The study found that Arkansas's immigrant population grew by 276% during the 1990s.

Status

Supporters worked up to the last minute collecting signatures but were unable to gather the necessary number before the July 7, 2008, deadline.[12] Supporters collected 56,122 signatures, short of the 61,974 valid signatures required to make the ballot.[13]

The petition drive got a late start due to several problems with getting the measure's ballot language approved. Attorney General Dustin McDaniel approved Secure Arkansas's third draft of a popular name and ballot title for the proposal on May 7, 2008. The group is now free to begin its petition drive to get the measure on the November general election ballot.[1] Supporters must collect 61,974 signatures by July 7, 2008.

This measure was filed March 27, 2008, but McDaniel rejected the ballot language on April 9, 2008, citing ambiguous language in the measure. He said the length of the ballot title—923 words—was "troublesome."[11]

Secure Arkansas submitted revised language to McDaniel for approval on April 21, 2008, hoping to sufficiently address his concerns about the first draft.
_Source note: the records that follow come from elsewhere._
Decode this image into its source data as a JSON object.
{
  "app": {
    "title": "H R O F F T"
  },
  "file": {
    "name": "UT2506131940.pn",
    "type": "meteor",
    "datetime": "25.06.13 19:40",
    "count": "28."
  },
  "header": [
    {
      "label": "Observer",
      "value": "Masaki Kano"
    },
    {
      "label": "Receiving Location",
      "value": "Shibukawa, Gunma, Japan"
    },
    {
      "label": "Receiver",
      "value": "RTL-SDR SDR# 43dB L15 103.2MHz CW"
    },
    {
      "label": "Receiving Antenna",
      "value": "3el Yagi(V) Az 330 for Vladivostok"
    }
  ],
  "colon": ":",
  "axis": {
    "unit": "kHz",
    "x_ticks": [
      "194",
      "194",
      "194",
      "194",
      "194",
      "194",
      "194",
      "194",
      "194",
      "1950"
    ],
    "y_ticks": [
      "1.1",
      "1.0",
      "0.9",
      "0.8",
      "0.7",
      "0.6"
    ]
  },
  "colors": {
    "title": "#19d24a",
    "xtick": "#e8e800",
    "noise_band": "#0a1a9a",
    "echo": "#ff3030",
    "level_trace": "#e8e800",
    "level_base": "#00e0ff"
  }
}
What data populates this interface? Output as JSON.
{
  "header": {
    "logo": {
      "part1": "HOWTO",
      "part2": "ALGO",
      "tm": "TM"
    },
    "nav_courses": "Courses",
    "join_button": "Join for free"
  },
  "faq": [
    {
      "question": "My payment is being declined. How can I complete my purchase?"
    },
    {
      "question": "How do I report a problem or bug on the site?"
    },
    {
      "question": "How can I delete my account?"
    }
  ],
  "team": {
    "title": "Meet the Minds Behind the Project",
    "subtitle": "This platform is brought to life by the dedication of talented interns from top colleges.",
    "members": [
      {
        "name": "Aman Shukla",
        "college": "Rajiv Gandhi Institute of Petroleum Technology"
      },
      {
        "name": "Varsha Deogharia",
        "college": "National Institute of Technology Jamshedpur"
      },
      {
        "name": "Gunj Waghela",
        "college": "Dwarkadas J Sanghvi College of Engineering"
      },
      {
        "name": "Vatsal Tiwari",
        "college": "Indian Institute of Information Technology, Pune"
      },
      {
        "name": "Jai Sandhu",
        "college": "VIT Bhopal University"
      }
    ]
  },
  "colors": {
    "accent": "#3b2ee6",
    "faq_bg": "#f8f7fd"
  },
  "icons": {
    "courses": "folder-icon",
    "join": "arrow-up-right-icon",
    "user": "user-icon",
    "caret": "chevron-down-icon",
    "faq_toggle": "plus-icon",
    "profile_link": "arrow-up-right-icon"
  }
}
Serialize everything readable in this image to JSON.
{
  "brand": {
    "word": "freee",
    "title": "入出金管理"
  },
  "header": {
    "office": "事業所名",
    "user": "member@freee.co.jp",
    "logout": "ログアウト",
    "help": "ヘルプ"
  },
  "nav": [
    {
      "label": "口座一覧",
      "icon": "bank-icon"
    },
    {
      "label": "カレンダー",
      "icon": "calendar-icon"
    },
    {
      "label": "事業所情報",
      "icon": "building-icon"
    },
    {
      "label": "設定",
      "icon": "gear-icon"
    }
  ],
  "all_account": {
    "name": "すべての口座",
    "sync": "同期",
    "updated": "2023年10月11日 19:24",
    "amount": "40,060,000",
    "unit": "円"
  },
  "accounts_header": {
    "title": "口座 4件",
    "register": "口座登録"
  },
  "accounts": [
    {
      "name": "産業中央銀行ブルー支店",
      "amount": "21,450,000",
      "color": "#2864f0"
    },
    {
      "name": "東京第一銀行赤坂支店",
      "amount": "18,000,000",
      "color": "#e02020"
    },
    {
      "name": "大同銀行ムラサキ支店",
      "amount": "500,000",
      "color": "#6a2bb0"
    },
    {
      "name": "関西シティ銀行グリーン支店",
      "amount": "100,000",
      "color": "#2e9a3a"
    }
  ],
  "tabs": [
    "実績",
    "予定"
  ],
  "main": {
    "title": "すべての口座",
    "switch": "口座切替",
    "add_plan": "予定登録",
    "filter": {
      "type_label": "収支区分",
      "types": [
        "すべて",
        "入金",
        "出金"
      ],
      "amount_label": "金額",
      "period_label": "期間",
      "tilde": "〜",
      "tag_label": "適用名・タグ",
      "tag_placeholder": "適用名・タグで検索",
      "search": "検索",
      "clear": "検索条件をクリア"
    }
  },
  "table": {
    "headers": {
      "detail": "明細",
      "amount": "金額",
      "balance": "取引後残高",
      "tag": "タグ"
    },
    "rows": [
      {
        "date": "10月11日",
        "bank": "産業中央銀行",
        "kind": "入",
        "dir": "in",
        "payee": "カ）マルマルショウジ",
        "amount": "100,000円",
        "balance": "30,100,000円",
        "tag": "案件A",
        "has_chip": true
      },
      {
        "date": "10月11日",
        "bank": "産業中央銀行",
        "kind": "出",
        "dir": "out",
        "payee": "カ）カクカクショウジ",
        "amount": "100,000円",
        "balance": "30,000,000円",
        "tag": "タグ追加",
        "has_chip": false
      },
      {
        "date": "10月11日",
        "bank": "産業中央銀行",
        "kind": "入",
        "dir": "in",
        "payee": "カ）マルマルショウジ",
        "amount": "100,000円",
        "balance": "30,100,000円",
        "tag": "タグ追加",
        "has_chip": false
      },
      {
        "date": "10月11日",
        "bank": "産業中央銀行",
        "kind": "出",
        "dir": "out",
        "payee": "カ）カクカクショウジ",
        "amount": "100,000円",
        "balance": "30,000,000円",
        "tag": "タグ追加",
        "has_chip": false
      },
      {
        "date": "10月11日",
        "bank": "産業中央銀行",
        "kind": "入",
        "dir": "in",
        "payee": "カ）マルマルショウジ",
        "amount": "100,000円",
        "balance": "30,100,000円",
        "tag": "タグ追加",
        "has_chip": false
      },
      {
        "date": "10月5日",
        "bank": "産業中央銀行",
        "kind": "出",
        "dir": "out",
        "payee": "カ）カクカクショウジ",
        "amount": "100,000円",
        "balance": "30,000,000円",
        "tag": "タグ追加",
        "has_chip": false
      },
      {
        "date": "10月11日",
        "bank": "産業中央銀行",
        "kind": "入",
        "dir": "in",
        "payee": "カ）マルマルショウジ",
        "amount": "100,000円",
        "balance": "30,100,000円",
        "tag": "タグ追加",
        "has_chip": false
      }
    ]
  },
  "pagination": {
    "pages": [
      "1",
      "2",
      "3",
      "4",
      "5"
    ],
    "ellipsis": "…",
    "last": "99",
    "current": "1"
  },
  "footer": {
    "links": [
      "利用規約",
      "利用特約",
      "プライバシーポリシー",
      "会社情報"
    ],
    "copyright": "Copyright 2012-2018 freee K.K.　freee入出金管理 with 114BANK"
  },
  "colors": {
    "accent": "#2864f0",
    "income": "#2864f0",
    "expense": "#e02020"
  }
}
The new proposal is about 200 words shorter than the first, which McDaniel called "unnecessarily lengthy."[14] However, McDaniel rejected the ballot language for a second time on April 30, 2008, again cited remaining ambiguities in the text and the "length and complexity" of the proposed ballot title, which he said would make the measure vulnerable to a court challenge.[9]

On the first draft, McDaniel took issue with the initiative's name, which, he wrote, gives the impression the measure would deny benefits that are currently being provided. He added that the name "may be incorrect to the extent it fails to acknowledge that access to many public benefits by undocumented immigrants is currently restricted by federal law."[11]

Additionally, he said the ballot title did not sufficiently specify what public benefits would be affected, nor define the term "qualified alien."[11]

See also

External links

References